Mean hedge fund performance fees have slowly been dropping below the perceived industry standard of 20% following several years of disappointing returns and growing investor dissatisfaction from institutions such as pension funds with the level of fees charged. Despite the downward trend in performance fees, Preqin’s Hedge Fund Analyst database monitors approximately 200 single manager hedge funds that charge a performance fee greater than 20%.
The performance fees charged by this group of funds range from 21% up to 60%. Funds which charge greater performance incentives offset higher performance fees with reductions on the management fee, with mean management fee charged by this group of funds standing at 1.51% (significantly lower than the industry wide mean of 1.64%). A fifth of all these high-performance fee funds charge no management fee at all. Forty-six percent of these high-performance fee funds employ either a high watermark or a hurdle rate. This is a higher proportion of funds with hurdles or HWMs to the rest of the industry, indicating that these funds which charge greater than 20% performance fee incentives couple this with more rigorous performance objectives.
Do these funds which charge higher fees generate stronger returns for their investors? Annualised over two-, three-, and five-year periods these funds which charge fees greater than 20% consistently outperform those funds with performance fees of 20% and lower (for instance annualised returns over a 2-year period is 6.25% for high performance fee funds compared to 4.18% for funds which charge 20% or lower performance fees). When examining the Sharpe-ratio of funds charging over 20% performance fees compared to the fund with 20% or lower performance fees, the Sharpe-ratio is three times higher than the wider hedge fund industry; 1.2 compared to 0.42 for the wider hedge fund industry. These figures show that funds who charge performance fees greater than 20% are able to create greater risk adjusted returns.
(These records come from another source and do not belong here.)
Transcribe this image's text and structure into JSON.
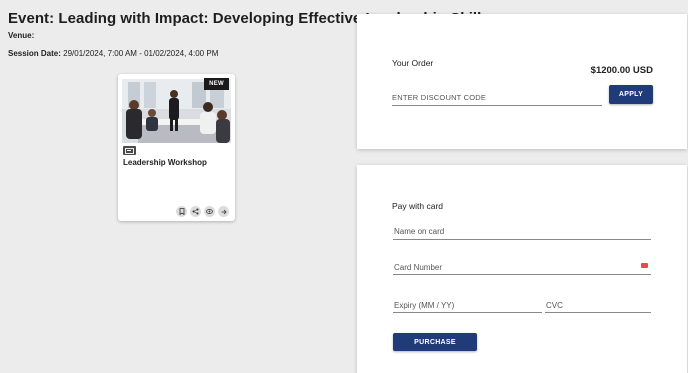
{
  "event": {
    "title": "Event: Leading with Impact: Developing Effective Leadership Skills",
    "venue_label": "Venue:",
    "session_label": "Session Date:",
    "session_value": " 29/01/2024, 7:00 AM - 01/02/2024, 4:00 PM"
  },
  "card": {
    "badge": "NEW",
    "type_icon": "slideshow-icon",
    "title": "Leadership Workshop",
    "actions": [
      "bookmark-icon",
      "share-icon",
      "eye-icon",
      "arrow-right-icon"
    ]
  },
  "order": {
    "label": "Your Order",
    "total": "$1200.00 USD",
    "discount_placeholder": "ENTER DISCOUNT CODE",
    "apply_label": "APPLY"
  },
  "payment": {
    "label": "Pay with card",
    "name_placeholder": "Name on card",
    "card_placeholder": "Card Number",
    "expiry_placeholder": "Expiry (MM / YY)",
    "cvc_placeholder": "CVC",
    "purchase_label": "PURCHASE"
  },
  "colors": {
    "primary": "#1f3b7a",
    "background": "#ececec"
  }
}
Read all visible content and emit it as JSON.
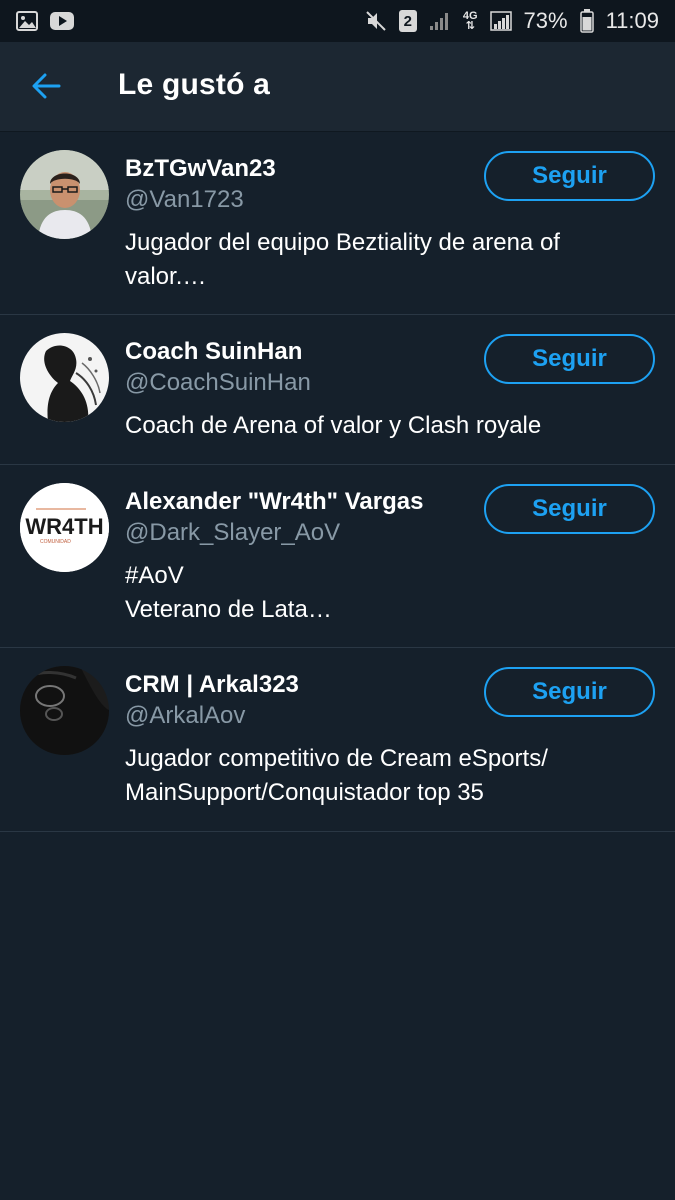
{
  "status_bar": {
    "signal_badge": "2",
    "network": "4G",
    "battery": "73%",
    "time": "11:09"
  },
  "header": {
    "title": "Le gustó a"
  },
  "users": [
    {
      "name": "BzTGwVan23",
      "handle": "@Van1723",
      "bio": "Jugador del equipo Beztiality de arena of\nvalor.…",
      "follow_label": "Seguir"
    },
    {
      "name": "Coach SuinHan",
      "handle": "@CoachSuinHan",
      "bio": "Coach de Arena of valor y Clash royale",
      "follow_label": "Seguir"
    },
    {
      "name": "Alexander \"Wr4th\" Vargas",
      "handle": "@Dark_Slayer_AoV",
      "bio": "#AoV\nVeterano de Lata…",
      "follow_label": "Seguir",
      "avatar_text": "WR4TH"
    },
    {
      "name": "CRM | Arkal323",
      "handle": "@ArkalAov",
      "bio": "Jugador competitivo de Cream eSports/\nMainSupport/Conquistador top 35",
      "follow_label": "Seguir"
    }
  ],
  "colors": {
    "background": "#15202b",
    "header": "#1c2732",
    "accent": "#1da1f2",
    "secondary_text": "#8899a6",
    "divider": "#2a3744"
  },
  "icons": {
    "back": "arrow-left-icon",
    "status_left": [
      "image-icon",
      "youtube-icon"
    ],
    "status_right": [
      "mute-icon",
      "sim-badge-icon",
      "signal-icon",
      "network-4g-icon",
      "signal-icon",
      "battery-icon"
    ]
  }
}
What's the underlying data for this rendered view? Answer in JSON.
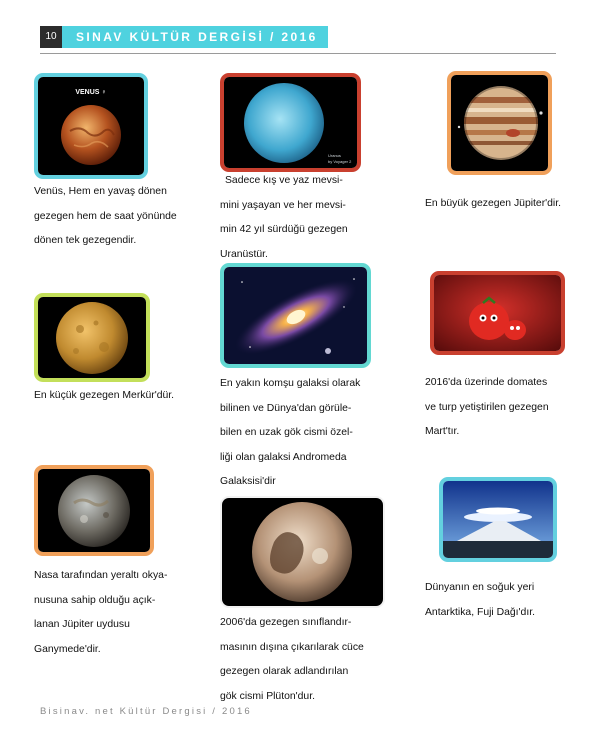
{
  "header": {
    "page_number": "10",
    "title": "SINAV KÜLTÜR DERGİSİ / 2016"
  },
  "images": {
    "venus": {
      "label": "VENUS ♀"
    },
    "uranus": {
      "credit_line1": "Uranus",
      "credit_line2": "by Voyager 2"
    }
  },
  "captions": {
    "venus": [
      "Venüs, Hem en yavaş dönen",
      "gezegen hem de saat yönünde",
      "dönen tek gezegendir."
    ],
    "uranus": [
      "Sadece kış ve yaz mevsi-",
      "mini yaşayan ve her mevsi-",
      "min 42 yıl sürdüğü gezegen",
      "Uranüstür."
    ],
    "jupiter": [
      "En büyük gezegen Jüpiter'dir."
    ],
    "mercury": [
      "En küçük gezegen Merkür'dür."
    ],
    "andromeda": [
      "En yakın komşu galaksi olarak",
      "bilinen ve Dünya'dan görüle-",
      "bilen en uzak gök cismi özel-",
      "liği olan galaksi Andromeda",
      "Galaksisi'dir"
    ],
    "mars": [
      "2016'da üzerinde domates",
      "ve turp yetiştirilen gezegen",
      "Mart'tır."
    ],
    "ganymede": [
      "Nasa tarafından yeraltı okya-",
      "nusuna sahip olduğu açık-",
      "lanan Jüpiter uydusu",
      "Ganymede'dir."
    ],
    "pluto": [
      "2006'da gezegen sınıflandır-",
      "masının dışına çıkarılarak cüce",
      "gezegen olarak adlandırılan",
      "gök cismi Plüton'dur."
    ],
    "fuji": [
      "Dünyanın en soğuk yeri",
      "Antarktika, Fuji Dağı'dır."
    ]
  },
  "footer": {
    "text": "Bisinav. net Kültür Dergisi / 2016"
  },
  "colors": {
    "header_bar": "#4fd2df",
    "page_number_box": "#2c2c2c",
    "frame_blue": "#63d0df",
    "frame_red": "#c9402f",
    "frame_orange": "#f0a05a",
    "frame_lime": "#c3df5a",
    "frame_teal": "#63d8d2"
  }
}
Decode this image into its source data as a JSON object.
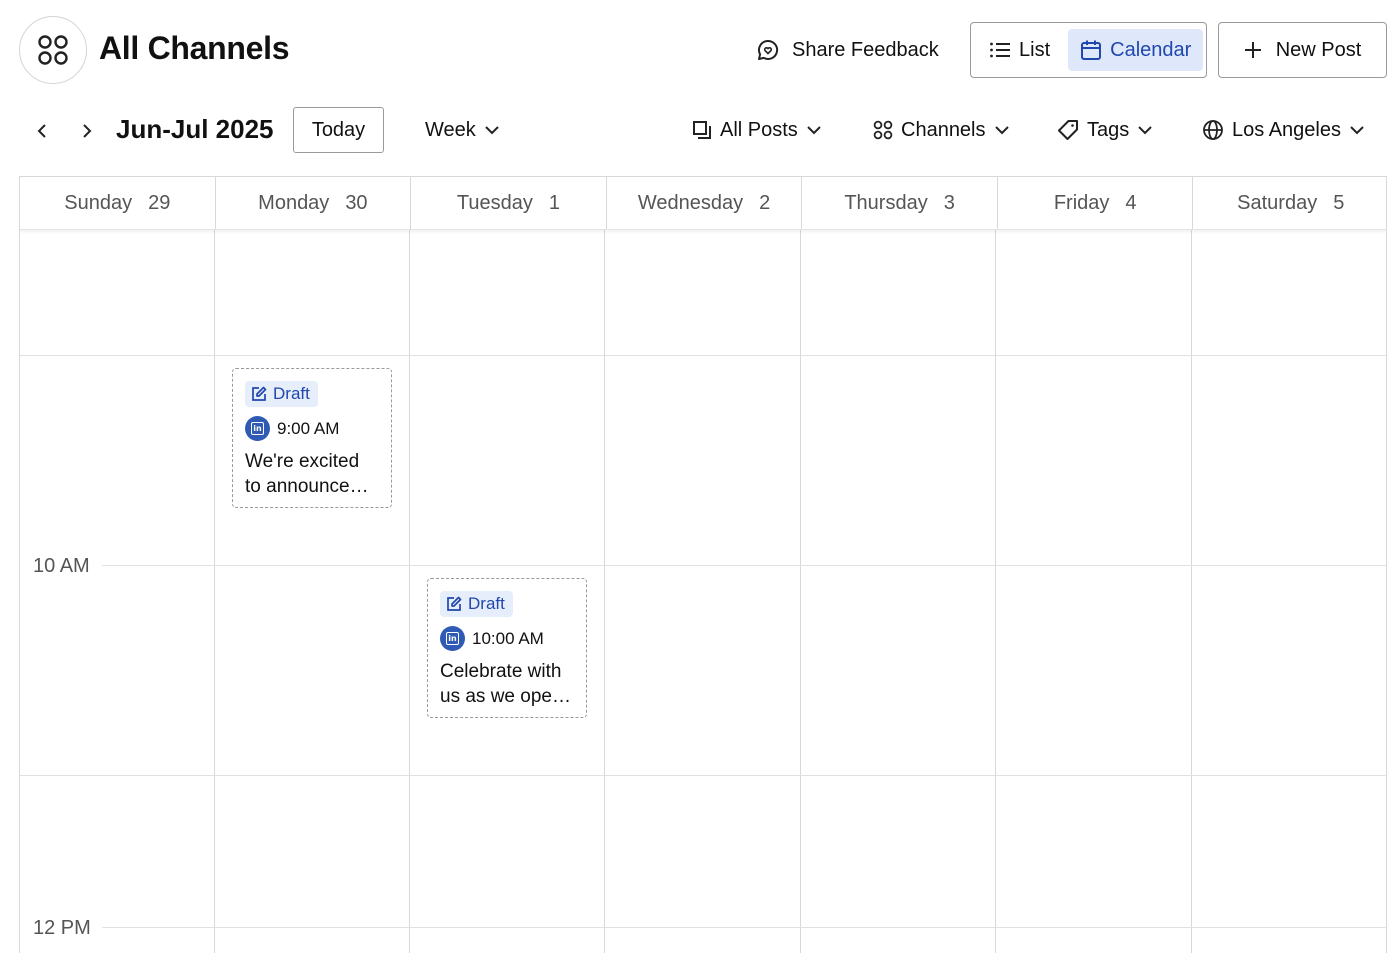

Funds which charge performance incentives of greater than 20% buck the current trend towards lower fees in light of growing investor calls for fee reduction and poor performance in a difficult returns environment. With some funds even charging up to 60% performance fees can managers attract investors? The returns generated by these higher-performance incentive vehicles are certainly attractive as they consistently outperform funds which charge lower fees over all time periods, as well as providing stronger risk-adjusted returns. This increased potential for stronger performance, coupled with the increased occurrence of lower or no management fee, can make these funds which charge performance fees over 20% attractive to those investors which seek high returns and are willing to reward managers which provide demanding performance objectives or hurdles which have been satisfied.